* Task directions: Below are some records. Copy every line in them that holds "built".

* Material for the task:
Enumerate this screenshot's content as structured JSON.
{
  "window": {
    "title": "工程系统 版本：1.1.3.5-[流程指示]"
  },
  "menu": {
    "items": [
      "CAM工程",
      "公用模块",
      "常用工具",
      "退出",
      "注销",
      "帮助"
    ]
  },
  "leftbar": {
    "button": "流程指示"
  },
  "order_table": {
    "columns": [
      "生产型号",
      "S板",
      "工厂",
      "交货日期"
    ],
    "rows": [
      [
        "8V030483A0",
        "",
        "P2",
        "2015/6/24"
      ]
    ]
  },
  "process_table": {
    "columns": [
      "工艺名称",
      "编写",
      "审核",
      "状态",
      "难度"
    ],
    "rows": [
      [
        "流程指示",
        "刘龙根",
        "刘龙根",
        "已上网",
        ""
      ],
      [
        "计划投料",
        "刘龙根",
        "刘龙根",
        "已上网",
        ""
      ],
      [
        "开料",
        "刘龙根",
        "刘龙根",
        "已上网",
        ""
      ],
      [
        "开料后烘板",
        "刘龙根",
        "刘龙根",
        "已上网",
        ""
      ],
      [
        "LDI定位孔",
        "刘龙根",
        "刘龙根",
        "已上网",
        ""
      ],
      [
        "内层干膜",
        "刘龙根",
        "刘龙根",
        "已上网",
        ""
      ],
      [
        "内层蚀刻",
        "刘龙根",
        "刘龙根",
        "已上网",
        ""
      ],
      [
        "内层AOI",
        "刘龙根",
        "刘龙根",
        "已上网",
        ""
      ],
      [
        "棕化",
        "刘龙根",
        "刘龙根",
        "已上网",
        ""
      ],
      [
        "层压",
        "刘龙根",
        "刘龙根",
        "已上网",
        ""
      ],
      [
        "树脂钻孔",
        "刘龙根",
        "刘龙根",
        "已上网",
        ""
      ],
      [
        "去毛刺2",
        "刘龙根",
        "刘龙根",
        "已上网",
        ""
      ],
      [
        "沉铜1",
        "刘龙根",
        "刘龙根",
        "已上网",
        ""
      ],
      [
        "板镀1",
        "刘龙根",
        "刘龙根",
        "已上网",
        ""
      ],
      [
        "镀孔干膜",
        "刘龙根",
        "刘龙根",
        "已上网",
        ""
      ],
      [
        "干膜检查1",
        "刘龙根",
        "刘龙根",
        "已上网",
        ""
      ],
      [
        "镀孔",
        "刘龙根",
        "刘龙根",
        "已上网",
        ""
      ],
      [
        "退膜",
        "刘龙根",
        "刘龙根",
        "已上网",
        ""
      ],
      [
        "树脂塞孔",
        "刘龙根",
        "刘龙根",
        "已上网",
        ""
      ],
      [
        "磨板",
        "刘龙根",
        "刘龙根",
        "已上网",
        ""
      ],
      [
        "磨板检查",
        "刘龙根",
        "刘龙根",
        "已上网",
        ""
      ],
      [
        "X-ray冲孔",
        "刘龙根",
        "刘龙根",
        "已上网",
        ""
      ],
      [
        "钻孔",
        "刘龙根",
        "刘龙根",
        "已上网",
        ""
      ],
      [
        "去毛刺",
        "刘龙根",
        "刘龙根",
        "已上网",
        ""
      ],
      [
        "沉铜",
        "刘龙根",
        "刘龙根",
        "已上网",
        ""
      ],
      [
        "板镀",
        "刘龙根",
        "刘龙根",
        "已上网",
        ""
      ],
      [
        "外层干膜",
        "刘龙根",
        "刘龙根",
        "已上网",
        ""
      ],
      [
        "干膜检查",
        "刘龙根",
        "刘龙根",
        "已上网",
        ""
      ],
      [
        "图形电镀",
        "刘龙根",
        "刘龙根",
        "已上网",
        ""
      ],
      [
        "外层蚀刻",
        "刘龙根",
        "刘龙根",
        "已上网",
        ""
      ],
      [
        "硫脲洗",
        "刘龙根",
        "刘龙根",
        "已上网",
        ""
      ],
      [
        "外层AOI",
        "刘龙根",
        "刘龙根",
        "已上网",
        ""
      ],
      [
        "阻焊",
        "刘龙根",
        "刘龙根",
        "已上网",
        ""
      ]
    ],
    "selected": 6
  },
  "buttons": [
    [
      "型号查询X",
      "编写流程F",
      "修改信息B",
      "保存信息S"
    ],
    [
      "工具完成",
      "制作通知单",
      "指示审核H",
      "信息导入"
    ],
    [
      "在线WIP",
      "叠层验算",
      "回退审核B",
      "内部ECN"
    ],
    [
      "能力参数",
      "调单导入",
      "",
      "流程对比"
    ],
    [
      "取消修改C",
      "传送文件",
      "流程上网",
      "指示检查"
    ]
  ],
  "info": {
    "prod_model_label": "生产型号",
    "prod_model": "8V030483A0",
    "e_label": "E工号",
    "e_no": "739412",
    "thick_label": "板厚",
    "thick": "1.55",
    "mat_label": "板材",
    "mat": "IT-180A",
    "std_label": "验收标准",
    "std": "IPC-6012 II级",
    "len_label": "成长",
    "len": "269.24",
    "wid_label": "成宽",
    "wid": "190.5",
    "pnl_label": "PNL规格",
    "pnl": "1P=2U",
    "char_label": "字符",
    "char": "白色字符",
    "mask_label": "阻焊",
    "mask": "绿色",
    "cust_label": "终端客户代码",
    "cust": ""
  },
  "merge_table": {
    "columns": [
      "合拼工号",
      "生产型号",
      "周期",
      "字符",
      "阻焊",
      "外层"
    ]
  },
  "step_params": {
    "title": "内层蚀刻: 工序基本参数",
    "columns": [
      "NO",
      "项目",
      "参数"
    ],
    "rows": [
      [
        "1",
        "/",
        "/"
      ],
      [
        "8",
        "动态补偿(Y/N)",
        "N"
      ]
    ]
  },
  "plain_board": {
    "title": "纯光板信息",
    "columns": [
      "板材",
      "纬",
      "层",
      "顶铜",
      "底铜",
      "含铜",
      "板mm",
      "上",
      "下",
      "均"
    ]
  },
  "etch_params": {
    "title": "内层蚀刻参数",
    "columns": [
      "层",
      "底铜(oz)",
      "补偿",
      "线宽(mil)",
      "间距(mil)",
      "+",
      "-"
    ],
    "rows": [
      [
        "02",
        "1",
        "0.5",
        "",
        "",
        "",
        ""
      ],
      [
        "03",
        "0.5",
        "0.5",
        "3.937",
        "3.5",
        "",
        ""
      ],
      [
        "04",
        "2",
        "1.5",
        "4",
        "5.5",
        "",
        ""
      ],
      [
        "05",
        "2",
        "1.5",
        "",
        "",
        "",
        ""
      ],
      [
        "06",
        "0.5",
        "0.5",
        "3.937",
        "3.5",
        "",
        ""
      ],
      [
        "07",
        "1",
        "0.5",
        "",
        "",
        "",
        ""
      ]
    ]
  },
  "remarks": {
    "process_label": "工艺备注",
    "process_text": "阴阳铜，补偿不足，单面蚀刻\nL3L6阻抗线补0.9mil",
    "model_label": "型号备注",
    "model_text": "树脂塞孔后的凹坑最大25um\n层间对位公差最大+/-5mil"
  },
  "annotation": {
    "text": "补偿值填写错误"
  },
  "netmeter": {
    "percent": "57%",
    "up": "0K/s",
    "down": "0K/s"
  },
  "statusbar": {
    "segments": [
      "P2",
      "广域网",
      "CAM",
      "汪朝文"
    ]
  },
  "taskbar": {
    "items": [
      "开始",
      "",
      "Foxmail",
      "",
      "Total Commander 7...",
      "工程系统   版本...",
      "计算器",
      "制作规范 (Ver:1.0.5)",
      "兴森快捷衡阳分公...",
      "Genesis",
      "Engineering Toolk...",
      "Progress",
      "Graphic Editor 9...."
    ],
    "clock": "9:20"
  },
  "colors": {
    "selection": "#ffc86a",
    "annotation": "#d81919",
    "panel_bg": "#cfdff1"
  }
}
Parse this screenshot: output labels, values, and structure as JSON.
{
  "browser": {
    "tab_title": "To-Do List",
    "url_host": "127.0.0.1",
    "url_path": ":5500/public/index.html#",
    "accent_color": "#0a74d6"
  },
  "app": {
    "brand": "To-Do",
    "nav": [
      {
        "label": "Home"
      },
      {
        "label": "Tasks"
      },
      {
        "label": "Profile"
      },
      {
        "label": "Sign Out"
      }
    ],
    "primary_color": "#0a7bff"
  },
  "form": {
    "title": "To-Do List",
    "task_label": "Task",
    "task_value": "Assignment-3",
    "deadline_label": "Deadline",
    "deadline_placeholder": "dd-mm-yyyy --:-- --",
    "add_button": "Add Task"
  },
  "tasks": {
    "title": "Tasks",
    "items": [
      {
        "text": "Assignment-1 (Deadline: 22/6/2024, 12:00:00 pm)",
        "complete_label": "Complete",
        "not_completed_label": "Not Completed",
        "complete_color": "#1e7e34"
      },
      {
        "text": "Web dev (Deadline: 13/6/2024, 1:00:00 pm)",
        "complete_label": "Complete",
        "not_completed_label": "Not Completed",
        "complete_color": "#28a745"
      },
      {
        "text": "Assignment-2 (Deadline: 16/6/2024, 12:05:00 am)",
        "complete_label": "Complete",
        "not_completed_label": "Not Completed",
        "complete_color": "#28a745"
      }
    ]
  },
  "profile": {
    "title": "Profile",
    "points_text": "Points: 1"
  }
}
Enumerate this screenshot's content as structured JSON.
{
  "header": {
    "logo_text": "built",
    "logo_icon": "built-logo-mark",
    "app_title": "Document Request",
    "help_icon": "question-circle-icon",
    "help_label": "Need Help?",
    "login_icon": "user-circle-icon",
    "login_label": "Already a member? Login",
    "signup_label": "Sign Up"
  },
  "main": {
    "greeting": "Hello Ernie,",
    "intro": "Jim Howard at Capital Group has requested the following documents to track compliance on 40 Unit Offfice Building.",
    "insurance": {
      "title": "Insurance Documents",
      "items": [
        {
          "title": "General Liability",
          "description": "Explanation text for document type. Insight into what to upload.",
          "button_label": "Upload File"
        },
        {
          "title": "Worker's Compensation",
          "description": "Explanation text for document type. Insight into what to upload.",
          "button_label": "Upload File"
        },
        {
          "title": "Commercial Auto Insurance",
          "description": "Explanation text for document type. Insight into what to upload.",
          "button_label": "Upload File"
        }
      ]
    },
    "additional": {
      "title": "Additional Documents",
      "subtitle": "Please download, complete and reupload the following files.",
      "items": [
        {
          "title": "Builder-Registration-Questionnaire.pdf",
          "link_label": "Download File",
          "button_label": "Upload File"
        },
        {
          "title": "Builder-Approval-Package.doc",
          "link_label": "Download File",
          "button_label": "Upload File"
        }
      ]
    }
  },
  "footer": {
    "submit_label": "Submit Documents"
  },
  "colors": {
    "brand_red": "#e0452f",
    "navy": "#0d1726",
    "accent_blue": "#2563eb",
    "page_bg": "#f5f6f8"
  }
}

* Reply:
    "logo_text": "built",
    "logo_icon": "built-logo-mark",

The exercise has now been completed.